The Benefits of Playing Poker

Poker is a game that sharpens many different skills, from memory to logical thinking. It also teaches players to read their opponents and make decisions with limited information. The game has a wide variety of social benefits, including helping people develop a strong community spirit and encouraging them to be flexible.

In addition to improving math and interpersonal skills, poker can help players learn how to manage their emotions. This is important because emotions can be dangerous when playing a game with such high stakes. The game also teaches players how to conceal their emotions, which is essential in order to avoid giving away clues about the cards they have.

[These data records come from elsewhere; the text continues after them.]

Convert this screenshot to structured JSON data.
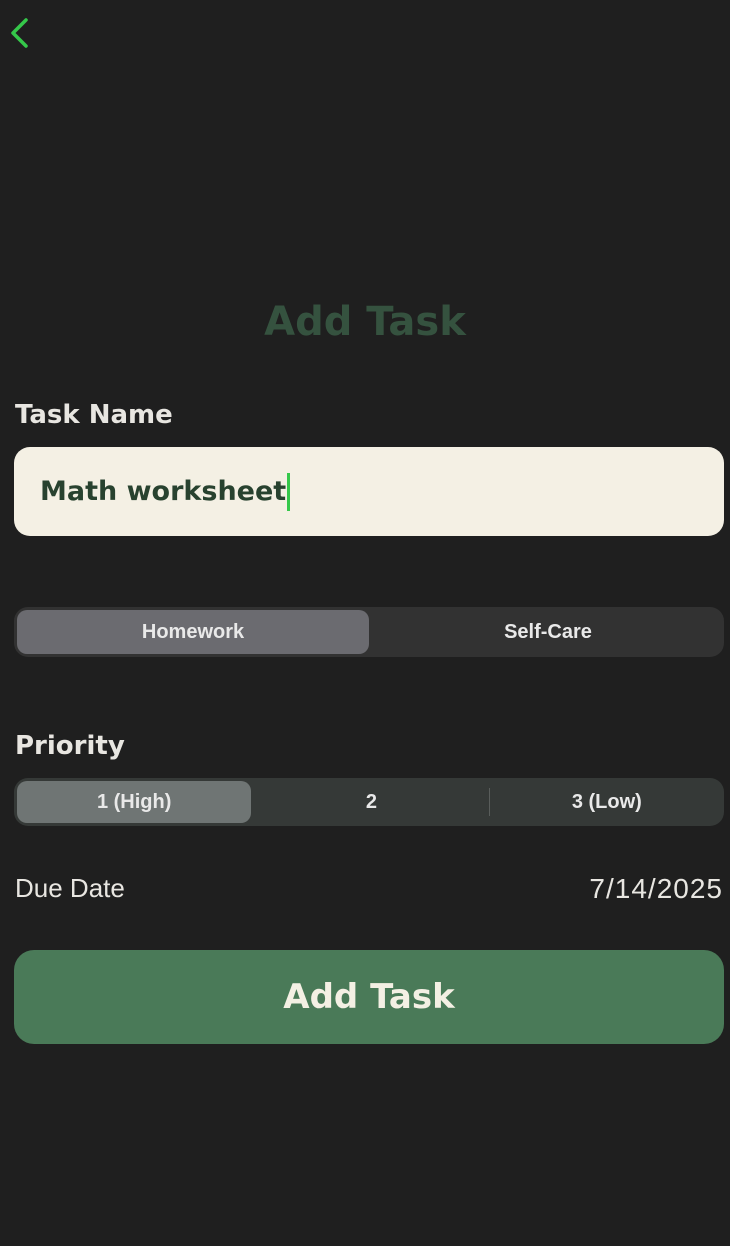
{
  "nav": {
    "back_icon": "chevron-left-icon",
    "accent_color": "#35c84a"
  },
  "header": {
    "title": "Add Task"
  },
  "task_name": {
    "label": "Task Name",
    "value": "Math worksheet"
  },
  "category": {
    "options": [
      "Homework",
      "Self-Care"
    ],
    "selected": "Homework"
  },
  "priority": {
    "label": "Priority",
    "options": [
      "1 (High)",
      "2",
      "3 (Low)"
    ],
    "selected": "1 (High)"
  },
  "due_date": {
    "label": "Due Date",
    "value": "7/14/2025"
  },
  "submit": {
    "label": "Add Task",
    "color": "#4a7a58"
  }
}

It’s also a great way to improve concentration. Poker requires intense focus, not just on the cards but also on your opponents’ body language and other small tells that can indicate whether they have a good or bad hand. A skilled player can use these tells to make informed betting decisions and increase their odds of winning.

Poker can teach players how to handle their finances, which is a crucial skill in life. One of the most important rules of poker is to always play within your bankroll, and this means never entering a game that you can’t afford to lose. It’s also a good idea to only play with players of similar skill level or lower.

The game of poker is a social one and it can be played with friends and family. It can also be a good way to meet new people. You can find local poker games in your area or join an online poker room to practice your skills. There are many different variations of the game, and it’s a good idea to familiarize yourself with the rules before you start playing.

The game of poker is a fast-paced, exciting card game that can be played with 2 or more players. The goal is to create the best 5 card “hand” using your own two cards and the five community cards. The best hands are Royal Flush, Straight Flush, Four of a Kind, Full House, and Three of a Kind. A flush contains 5 consecutive cards of the same rank, while a straight contains 5 cards that skip in rank but are from the same suit. A pair is made up of 2 cards of the same rank, and a high card is an unmatched card.